Besides “Eternal Warrior,” James Asmus and Tom Fowler are taking the reins of a new “Quantum and Woody” series in July, giving us a new take on brothers Eric and Woody Henderson, screwups who somehow bungle their way into fighting crime.

Quantum and Woody #2 cover by Ryan Sook

LeHup, the editor on that book has to fend off lots of playful ribbing during the interview about including the infamous Goat from the series in just about everything in the line (he rattled off a bunch of matchups where Goat would come out on top including a face-off against Aric from “X-O Manowar”). On a sincere note, LeHup has nothing but praise for Asmus and goes so far as to describe artist Tom Fowler as “a master of his craft.”

So when will we see a book with a female lead? Or other minorites besides “Shadow Man” hero Jack Boniface? Right now, Valiant editorial is still rolling out books with names bearing titles from the original Valiant Universe, but Simons says they’re cognizant that theirs can’t be a white male-centric universe. “But it’s also really important to grow that stuff organically and to make sure that we’re not putting something out there to put something out there,” Simons tells me, “because that stuff tends not to survive.”

Quantum and Woody #2 variant by Rian Hughes

Shamdasani adds that since the launch last spring of the new Valiant universe, the editors have been in active discussion about new female protagonists and “expanding the diversity in the universe.” “We’ll get there,” he says, “it’ll just take a little time. We can’t do that before we have the ’Eternal Warrior,’ we can’t do that before we have ’Quantum and Woody.’ We need to have all of the major pieces on the board, first.” He points to Darpan in “Harbingers,” an Indian child who he describes as a way to increase the diversity of the universe.

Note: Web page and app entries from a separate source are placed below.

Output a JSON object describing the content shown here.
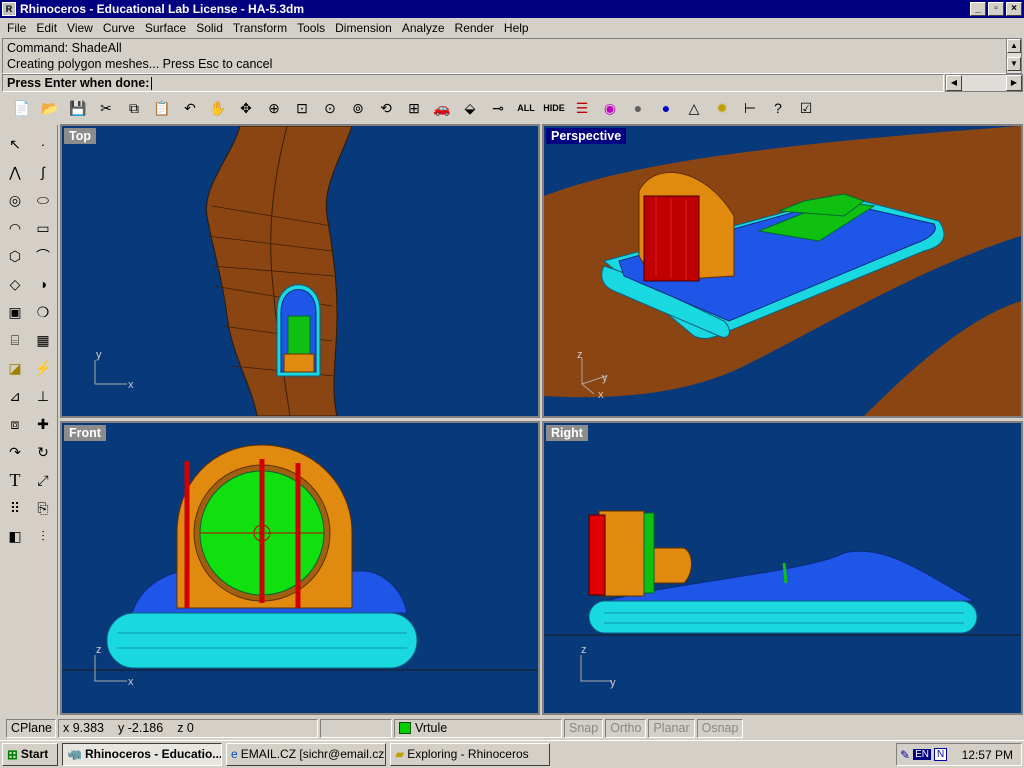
{
  "window": {
    "title": "Rhinoceros - Educational Lab License - HA-5.3dm"
  },
  "menu": [
    "File",
    "Edit",
    "View",
    "Curve",
    "Surface",
    "Solid",
    "Transform",
    "Tools",
    "Dimension",
    "Analyze",
    "Render",
    "Help"
  ],
  "command": {
    "line1": "Command: ShadeAll",
    "line2": "Creating polygon meshes... Press Esc to cancel",
    "prompt": "Press Enter when done:"
  },
  "toolbar": {
    "all_label": "ALL",
    "hide_label": "HIDE"
  },
  "viewports": {
    "top": "Top",
    "perspective": "Perspective",
    "front": "Front",
    "right": "Right"
  },
  "axes": {
    "x": "x",
    "y": "y",
    "z": "z"
  },
  "status": {
    "cplane": "CPlane",
    "x": "x 9.383",
    "y": "y -2.186",
    "z": "z 0",
    "layer": "Vrtule",
    "snap": "Snap",
    "ortho": "Ortho",
    "planar": "Planar",
    "osnap": "Osnap",
    "layer_color": "#00d000"
  },
  "taskbar": {
    "start": "Start",
    "tasks": [
      "Rhinoceros - Educatio...",
      "EMAIL.CZ [sichr@email.cz...",
      "Exploring - Rhinoceros"
    ],
    "lang": "EN",
    "clock": "12:57 PM"
  },
  "colors": {
    "viewport_bg": "#08397a",
    "ground": "#8b4513",
    "hull": "#1e56e8",
    "skirt": "#1ad8e0",
    "duct": "#e08a10",
    "prop": "#10e010",
    "rudders": "#e01010",
    "title_bar": "#000080"
  }
}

Simons says they want to roll new titles out bearing classic Valiant names “intelligently” without overwhelming the reader in an already crowded superhero marketplace. “We weren’t able to get the Eternal Warrior until now, and that’s one of my favorite characters from the day I walked into the door here almost two years ago.” He says that they’re trying to be careful of “replicating archetypes.” But Shamdasani says characters like the Bleeding Monk and members of the One Percent will offer opportunities for new books and stories in 2013 and beyond.

Bloodshot and HARD Corps #14 cover by JG Jones

Oh, and you might want to keep an eye on on one-time unsuspecting cultist Archer over in “Archer & Armstrong.” “I think the one to look out for to the end of the year is going to be Archer,” Shamdasani says. “I think people will be doing themselves a disservice if they don’t pay attention to what’s going on with Archer,” with Simons adding that an upcoming storyline will have huge implications for the character.

Shadowman #9 cover by Dave Johnson
X-O Manowar #15 cover by Trevor Hairsine
X-O Manowar #16 variant by Dave Bullock